“Herself” is an Inspirational Irish film about Sandra (Clare Dunne), a loving mother to two young daughters who’s also a badly abused wife. Sandra finally flees with the girls, but they struggle to find a home outside of temporary shelters while she holds down two minimum wage jobs. Their government’s housing assistance programs are so badly overloaded that Sandra and her girls must wait three years for a hearing.
A bedtime story by her daughter inspires Sandra to search online for information about building her own affordable small house. Sandra cleans house for a prosperous doctor, Peggy (Harriet Walter), just as her mother did before her. When Peggy learns of her dream, she is touched by the young woman’s dedication to her daughters, and offers space in her backyard for the build.
Thanks to the kindness of friends like Peggy, but primarily due to her own grit, things start to turn around for Sandra. She meets Aido, a semi-retired building contractor (Conieth Hill), and persuades him to oversee building her small house. The gruff but kindly Aido molds the unskilled volunteers into a team of workers, and the house begins to take shape.
This part of the film is a happy interlude, with an assortment of people showing up to help Sandra build a new home. There is singing, laughter, and a wonderful feeling of community. There are also a few scrapes, such as when Sandra’s youngest daughter is accidentally injured at the site. This joyful interlude screeches to a halt when Sandra’s possessive ex-husband (Ian Lloyd Anderson) files for custody of their daughters. Overwhelmed by government red tape and court hearings, Sandra wonders, “what good is a house without my girls?”

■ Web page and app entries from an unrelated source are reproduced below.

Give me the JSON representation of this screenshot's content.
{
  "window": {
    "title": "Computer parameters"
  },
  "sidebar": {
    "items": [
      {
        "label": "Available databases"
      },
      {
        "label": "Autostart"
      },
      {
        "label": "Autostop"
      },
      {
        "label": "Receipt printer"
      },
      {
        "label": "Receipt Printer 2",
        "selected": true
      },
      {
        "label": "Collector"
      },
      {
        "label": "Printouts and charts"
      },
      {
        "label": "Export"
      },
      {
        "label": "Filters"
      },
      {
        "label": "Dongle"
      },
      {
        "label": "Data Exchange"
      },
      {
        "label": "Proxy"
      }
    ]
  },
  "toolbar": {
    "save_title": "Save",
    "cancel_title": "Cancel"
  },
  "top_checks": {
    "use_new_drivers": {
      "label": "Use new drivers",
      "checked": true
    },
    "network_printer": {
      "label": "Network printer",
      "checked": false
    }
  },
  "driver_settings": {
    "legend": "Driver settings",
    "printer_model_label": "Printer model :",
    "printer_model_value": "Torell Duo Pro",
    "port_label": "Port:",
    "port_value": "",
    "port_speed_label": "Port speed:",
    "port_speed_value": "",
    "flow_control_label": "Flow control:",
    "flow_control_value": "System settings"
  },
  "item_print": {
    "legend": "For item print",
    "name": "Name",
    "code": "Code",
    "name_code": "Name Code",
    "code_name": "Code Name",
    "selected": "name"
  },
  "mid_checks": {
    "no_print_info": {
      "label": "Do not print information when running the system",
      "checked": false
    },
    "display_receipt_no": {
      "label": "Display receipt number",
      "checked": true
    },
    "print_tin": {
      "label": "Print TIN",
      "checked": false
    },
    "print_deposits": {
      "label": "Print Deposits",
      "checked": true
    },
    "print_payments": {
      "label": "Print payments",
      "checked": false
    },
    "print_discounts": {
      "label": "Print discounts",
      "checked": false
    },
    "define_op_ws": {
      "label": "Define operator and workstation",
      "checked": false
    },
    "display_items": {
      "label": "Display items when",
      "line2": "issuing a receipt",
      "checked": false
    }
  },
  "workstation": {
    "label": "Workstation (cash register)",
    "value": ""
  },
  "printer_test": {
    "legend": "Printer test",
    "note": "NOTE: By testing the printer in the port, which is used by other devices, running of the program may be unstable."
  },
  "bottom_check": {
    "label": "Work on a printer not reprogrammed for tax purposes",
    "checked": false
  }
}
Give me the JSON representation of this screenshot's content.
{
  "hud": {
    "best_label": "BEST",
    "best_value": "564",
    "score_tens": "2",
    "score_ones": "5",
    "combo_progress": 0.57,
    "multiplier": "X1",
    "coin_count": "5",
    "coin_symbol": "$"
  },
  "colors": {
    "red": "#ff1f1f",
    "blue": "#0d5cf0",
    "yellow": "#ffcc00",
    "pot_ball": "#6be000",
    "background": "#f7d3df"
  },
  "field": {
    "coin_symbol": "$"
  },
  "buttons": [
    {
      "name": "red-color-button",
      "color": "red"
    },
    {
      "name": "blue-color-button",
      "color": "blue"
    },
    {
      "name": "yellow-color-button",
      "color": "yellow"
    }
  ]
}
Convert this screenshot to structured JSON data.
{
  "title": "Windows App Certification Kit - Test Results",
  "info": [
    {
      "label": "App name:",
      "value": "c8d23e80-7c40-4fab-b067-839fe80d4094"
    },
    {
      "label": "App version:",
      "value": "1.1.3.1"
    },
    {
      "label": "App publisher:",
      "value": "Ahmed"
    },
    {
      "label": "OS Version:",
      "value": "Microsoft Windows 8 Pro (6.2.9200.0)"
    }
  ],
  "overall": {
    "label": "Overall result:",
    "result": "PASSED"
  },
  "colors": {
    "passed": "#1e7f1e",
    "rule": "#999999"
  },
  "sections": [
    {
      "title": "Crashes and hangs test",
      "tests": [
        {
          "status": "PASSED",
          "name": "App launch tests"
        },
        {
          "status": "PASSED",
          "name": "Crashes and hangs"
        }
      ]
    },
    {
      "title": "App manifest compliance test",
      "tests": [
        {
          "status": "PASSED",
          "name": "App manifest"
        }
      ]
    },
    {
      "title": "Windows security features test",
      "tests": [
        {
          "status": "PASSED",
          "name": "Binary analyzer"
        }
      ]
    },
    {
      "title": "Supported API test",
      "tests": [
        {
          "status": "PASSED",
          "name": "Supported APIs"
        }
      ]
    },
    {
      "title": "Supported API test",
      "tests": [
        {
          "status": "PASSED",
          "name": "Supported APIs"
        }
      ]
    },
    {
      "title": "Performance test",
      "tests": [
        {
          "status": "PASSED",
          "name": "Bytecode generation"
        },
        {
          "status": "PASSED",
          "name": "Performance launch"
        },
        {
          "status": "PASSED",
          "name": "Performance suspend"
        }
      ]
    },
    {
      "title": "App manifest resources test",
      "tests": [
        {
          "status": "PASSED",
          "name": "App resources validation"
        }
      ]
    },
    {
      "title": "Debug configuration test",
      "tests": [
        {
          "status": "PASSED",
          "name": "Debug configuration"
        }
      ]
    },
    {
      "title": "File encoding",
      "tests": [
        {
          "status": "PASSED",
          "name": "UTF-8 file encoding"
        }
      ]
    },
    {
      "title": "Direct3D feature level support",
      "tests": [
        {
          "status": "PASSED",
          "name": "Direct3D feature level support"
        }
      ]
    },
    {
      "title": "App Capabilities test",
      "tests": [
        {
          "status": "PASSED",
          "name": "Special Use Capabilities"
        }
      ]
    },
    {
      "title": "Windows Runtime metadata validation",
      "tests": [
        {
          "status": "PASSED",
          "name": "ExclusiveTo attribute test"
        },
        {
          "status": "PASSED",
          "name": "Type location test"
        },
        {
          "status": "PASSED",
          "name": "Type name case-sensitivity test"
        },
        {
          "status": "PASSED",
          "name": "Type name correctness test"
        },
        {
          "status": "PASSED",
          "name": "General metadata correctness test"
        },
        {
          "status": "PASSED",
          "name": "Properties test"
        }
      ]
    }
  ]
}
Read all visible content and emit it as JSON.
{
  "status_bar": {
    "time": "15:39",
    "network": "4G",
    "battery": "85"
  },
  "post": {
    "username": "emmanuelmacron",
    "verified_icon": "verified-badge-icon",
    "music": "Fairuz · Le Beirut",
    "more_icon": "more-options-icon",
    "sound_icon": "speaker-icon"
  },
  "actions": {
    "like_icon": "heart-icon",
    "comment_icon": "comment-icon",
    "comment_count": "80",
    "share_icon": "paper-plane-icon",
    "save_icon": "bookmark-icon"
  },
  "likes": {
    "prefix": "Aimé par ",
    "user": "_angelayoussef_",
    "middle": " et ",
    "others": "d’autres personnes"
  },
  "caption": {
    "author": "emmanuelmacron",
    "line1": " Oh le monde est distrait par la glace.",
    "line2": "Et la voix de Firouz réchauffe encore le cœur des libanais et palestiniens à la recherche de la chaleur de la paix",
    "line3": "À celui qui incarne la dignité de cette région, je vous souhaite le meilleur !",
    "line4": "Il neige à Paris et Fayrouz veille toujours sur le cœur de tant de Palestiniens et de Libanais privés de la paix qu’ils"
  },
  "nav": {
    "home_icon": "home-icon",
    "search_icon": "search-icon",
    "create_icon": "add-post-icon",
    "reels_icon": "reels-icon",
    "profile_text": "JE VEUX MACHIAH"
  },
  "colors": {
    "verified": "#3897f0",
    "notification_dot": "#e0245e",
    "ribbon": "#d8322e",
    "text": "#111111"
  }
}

I thoroughly enjoyed “Herself,” although a shocking plot twist toward the end of the film left me reeling. But everyone in the cast, including Ruby Rose O’Hara and Molly McCann as Sandra’s daughters, was terrific. Irish actress Clare Dunne not only turns in a virtuoso performances as Sandra, she also co-wrote the script with Malcolm Campbell (What Richard Did).
“Herself” Director Phyllida Lloyd
Directed by Phyllida Lloyd (Mamma Mia!, The Iron Lady), the film also stars Harriet Walter (Star Wars: Episode VII–The Force Awakens, Killing Eve, Succession) and Conleth Hill (Game of Thrones, Dublin Murders).
Amazon Studios’ “Herself” is by Merman Films, Element Pictures, BBC Films, British Film Institute, and Screen Ireland, and produced by Rory Gilmartin, Ed Guiney and Sharon Horgan. Cinematographer is Tom Comerford, with costumes by Consolata Boyle. Production designer is Tamara Conboy, and Natalie Holt composed the score for “Herself,” which was shot on location in Dublin, Ireland. The film is a drama, rated R for language and some domestic violence, and runs 97 minutes. “Herself” opened in theaters Dec. 30, and will start streaming Jan. 8.